• **What to do**: Your response should consist of the records below, repeated exactly.

*** Opening of Information provided ***

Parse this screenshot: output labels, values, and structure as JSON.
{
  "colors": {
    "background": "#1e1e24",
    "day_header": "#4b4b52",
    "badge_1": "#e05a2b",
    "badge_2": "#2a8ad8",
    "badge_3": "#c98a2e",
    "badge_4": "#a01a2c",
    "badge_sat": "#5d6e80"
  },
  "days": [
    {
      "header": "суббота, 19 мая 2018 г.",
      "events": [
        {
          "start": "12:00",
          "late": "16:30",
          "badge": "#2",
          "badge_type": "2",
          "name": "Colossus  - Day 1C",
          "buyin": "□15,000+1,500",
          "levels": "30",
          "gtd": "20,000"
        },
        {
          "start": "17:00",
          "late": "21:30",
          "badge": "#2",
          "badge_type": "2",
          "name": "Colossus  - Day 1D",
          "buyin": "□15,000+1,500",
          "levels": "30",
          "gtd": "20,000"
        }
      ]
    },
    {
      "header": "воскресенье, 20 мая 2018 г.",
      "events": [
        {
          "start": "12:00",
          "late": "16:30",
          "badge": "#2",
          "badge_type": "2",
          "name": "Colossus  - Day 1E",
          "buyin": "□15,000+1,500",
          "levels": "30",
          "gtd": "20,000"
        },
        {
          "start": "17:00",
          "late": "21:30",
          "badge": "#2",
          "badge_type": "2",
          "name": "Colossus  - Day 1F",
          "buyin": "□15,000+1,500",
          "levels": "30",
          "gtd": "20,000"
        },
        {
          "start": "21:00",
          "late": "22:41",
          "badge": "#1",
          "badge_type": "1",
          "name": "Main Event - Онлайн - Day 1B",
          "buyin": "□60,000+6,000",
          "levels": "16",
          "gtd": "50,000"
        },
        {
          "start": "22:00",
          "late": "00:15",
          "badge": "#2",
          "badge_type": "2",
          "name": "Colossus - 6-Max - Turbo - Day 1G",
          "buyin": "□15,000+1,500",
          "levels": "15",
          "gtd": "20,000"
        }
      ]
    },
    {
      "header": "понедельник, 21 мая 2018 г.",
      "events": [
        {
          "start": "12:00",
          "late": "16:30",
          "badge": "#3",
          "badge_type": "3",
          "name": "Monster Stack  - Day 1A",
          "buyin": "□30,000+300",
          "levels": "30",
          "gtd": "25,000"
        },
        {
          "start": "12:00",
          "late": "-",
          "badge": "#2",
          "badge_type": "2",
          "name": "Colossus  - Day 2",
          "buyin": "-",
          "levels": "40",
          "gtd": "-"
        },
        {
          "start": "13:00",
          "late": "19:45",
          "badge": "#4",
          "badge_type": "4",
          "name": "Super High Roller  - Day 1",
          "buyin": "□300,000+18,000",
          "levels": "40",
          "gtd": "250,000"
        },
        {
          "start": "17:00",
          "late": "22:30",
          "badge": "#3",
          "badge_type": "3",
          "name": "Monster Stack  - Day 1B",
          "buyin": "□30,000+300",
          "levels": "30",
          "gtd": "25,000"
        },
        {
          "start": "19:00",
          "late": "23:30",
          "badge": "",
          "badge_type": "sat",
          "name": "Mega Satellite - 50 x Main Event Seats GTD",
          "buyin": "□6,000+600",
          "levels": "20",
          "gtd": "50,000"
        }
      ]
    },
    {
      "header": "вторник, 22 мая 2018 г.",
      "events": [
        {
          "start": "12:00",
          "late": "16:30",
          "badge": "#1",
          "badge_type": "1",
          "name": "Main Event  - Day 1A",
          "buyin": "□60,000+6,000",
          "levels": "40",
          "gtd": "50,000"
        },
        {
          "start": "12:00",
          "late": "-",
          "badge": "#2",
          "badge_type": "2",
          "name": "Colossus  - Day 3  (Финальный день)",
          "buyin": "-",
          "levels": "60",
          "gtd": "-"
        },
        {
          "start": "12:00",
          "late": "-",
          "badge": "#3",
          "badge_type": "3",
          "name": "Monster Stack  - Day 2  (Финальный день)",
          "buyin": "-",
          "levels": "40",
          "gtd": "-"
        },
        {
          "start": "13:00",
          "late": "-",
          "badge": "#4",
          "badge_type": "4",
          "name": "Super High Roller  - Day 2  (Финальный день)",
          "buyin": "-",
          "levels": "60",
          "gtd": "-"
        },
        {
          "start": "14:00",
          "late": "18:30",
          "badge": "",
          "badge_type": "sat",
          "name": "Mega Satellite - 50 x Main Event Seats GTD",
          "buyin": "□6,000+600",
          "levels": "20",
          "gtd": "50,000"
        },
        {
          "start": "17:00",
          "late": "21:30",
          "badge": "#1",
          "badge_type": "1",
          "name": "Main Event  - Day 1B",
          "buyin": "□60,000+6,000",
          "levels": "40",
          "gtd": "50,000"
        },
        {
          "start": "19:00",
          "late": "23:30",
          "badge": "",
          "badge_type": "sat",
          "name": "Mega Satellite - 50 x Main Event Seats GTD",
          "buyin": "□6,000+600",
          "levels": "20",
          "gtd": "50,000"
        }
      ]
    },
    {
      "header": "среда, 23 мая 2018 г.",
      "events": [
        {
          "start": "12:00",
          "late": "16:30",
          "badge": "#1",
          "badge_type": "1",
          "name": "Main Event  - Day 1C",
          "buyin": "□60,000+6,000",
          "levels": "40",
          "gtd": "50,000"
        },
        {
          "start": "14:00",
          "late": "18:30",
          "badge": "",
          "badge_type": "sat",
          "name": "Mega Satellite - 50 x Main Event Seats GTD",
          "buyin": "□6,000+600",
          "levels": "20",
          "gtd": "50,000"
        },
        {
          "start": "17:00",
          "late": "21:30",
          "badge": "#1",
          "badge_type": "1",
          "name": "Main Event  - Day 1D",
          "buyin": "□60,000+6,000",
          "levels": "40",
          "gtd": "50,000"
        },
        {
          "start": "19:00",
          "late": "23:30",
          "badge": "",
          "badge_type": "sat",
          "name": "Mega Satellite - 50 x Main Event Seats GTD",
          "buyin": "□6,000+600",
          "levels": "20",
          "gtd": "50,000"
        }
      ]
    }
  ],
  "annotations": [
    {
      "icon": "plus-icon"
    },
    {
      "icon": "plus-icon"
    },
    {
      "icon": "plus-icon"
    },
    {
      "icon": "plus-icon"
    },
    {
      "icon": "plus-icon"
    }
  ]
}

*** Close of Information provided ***

• **Response area**:
Parse this screenshot: output labels, values, and structure as JSON.
{
  "colors": {
    "background": "#1e1e24",
    "day_header": "#4b4b52",
    "badge_1": "#e05a2b",
    "badge_2": "#2a8ad8",
    "badge_3": "#c98a2e",
    "badge_4": "#a01a2c",
    "badge_sat": "#5d6e80"
  },
  "days": [
    {
      "header": "суббота, 19 мая 2018 г.",
      "events": [
        {
          "start": "12:00",
          "late": "16:30",
          "badge": "#2",
          "badge_type": "2",
          "name": "Colossus  - Day 1C",
          "buyin": "□15,000+1,500",
          "levels": "30",
          "gtd": "20,000"
        },
        {
          "start": "17:00",
          "late": "21:30",
          "badge": "#2",
          "badge_type": "2",
          "name": "Colossus  - Day 1D",
          "buyin": "□15,000+1,500",
          "levels": "30",
          "gtd": "20,000"
        }
      ]
    },
    {
      "header": "воскресенье, 20 мая 2018 г.",
      "events": [
        {
          "start": "12:00",
          "late": "16:30",
          "badge": "#2",
          "badge_type": "2",
          "name": "Colossus  - Day 1E",
          "buyin": "□15,000+1,500",
          "levels": "30",
          "gtd": "20,000"
        },
        {
          "start": "17:00",
          "late": "21:30",
          "badge": "#2",
          "badge_type": "2",
          "name": "Colossus  - Day 1F",
          "buyin": "□15,000+1,500",
          "levels": "30",
          "gtd": "20,000"
        },
        {
          "start": "21:00",
          "late": "22:41",
          "badge": "#1",
          "badge_type": "1",
          "name": "Main Event - Онлайн - Day 1B",
          "buyin": "□60,000+6,000",
          "levels": "16",
          "gtd": "50,000"
        },
        {
          "start": "22:00",
          "late": "00:15",
          "badge": "#2",
          "badge_type": "2",
          "name": "Colossus - 6-Max - Turbo - Day 1G",
          "buyin": "□15,000+1,500",
          "levels": "15",
          "gtd": "20,000"
        }
      ]
    },
    {
      "header": "понедельник, 21 мая 2018 г.",
      "events": [
        {
          "start": "12:00",
          "late": "16:30",
          "badge": "#3",
          "badge_type": "3",
          "name": "Monster Stack  - Day 1A",
          "buyin": "□30,000+300",
          "levels": "30",
          "gtd": "25,000"
        },
        {
          "start": "12:00",
          "late": "-",
          "badge": "#2",
          "badge_type": "2",
          "name": "Colossus  - Day 2",
          "buyin": "-",
          "levels": "40",
          "gtd": "-"
        },
        {
          "start": "13:00",
          "late": "19:45",
          "badge": "#4",
          "badge_type": "4",
          "name": "Super High Roller  - Day 1",
          "buyin": "□300,000+18,000",
          "levels": "40",
          "gtd": "250,000"
        },
        {
          "start": "17:00",
          "late": "22:30",
          "badge": "#3",
          "badge_type": "3",
          "name": "Monster Stack  - Day 1B",
          "buyin": "□30,000+300",
          "levels": "30",
          "gtd": "25,000"
        },
        {
          "start": "19:00",
          "late": "23:30",
          "badge": "",
          "badge_type": "sat",
          "name": "Mega Satellite - 50 x Main Event Seats GTD",
          "buyin": "□6,000+600",
          "levels": "20",
          "gtd": "50,000"
        }
      ]
    },
    {
      "header": "вторник, 22 мая 2018 г.",
      "events": [
        {
          "start": "12:00",
          "late": "16:30",
          "badge": "#1",
          "badge_type": "1",
          "name": "Main Event  - Day 1A",
          "buyin": "□60,000+6,000",
          "levels": "40",
          "gtd": "50,000"
        },
        {
          "start": "12:00",
          "late": "-",
          "badge": "#2",
          "badge_type": "2",
          "name": "Colossus  - Day 3  (Финальный день)",
          "buyin": "-",
          "levels": "60",
          "gtd": "-"
        },
        {
          "start": "12:00",
          "late": "-",
          "badge": "#3",
          "badge_type": "3",
          "name": "Monster Stack  - Day 2  (Финальный день)",
          "buyin": "-",
          "levels": "40",
          "gtd": "-"
        },
        {
          "start": "13:00",
          "late": "-",
          "badge": "#4",
          "badge_type": "4",
          "name": "Super High Roller  - Day 2  (Финальный день)",
          "buyin": "-",
          "levels": "60",
          "gtd": "-"
        },
        {
          "start": "14:00",
          "late": "18:30",
          "badge": "",
          "badge_type": "sat",
          "name": "Mega Satellite - 50 x Main Event Seats GTD",
          "buyin": "□6,000+600",
          "levels": "20",
          "gtd": "50,000"
        },
        {
          "start": "17:00",
          "late": "21:30",
          "badge": "#1",
          "badge_type": "1",
          "name": "Main Event  - Day 1B",
          "buyin": "□60,000+6,000",
          "levels": "40",
          "gtd": "50,000"
        },
        {
          "start": "19:00",
          "late": "23:30",
          "badge": "",
          "badge_type": "sat",
          "name": "Mega Satellite - 50 x Main Event Seats GTD",
          "buyin": "□6,000+600",
          "levels": "20",
          "gtd": "50,000"
        }
      ]
    },
    {
      "header": "среда, 23 мая 2018 г.",
      "events": [
        {
          "start": "12:00",
          "late": "16:30",
          "badge": "#1",
          "badge_type": "1",
          "name": "Main Event  - Day 1C",
          "buyin": "□60,000+6,000",
          "levels": "40",
          "gtd": "50,000"
        },
        {
          "start": "14:00",
          "late": "18:30",
          "badge": "",
          "badge_type": "sat",
          "name": "Mega Satellite - 50 x Main Event Seats GTD",
          "buyin": "□6,000+600",
          "levels": "20",
          "gtd": "50,000"
        },
        {
          "start": "17:00",
          "late": "21:30",
          "badge": "#1",
          "badge_type": "1",
          "name": "Main Event  - Day 1D",
          "buyin": "□60,000+6,000",
          "levels": "40",
          "gtd": "50,000"
        },
        {
          "start": "19:00",
          "late": "23:30",
          "badge": "",
          "badge_type": "sat",
          "name": "Mega Satellite - 50 x Main Event Seats GTD",
          "buyin": "□6,000+600",
          "levels": "20",
          "gtd": "50,000"
        }
      ]
    }
  ],
  "annotations": [
    {
      "icon": "plus-icon"
    },
    {
      "icon": "plus-icon"
    },
    {
      "icon": "plus-icon"
    },
    {
      "icon": "plus-icon"
    },
    {
      "icon": "plus-icon"
    }
  ]
}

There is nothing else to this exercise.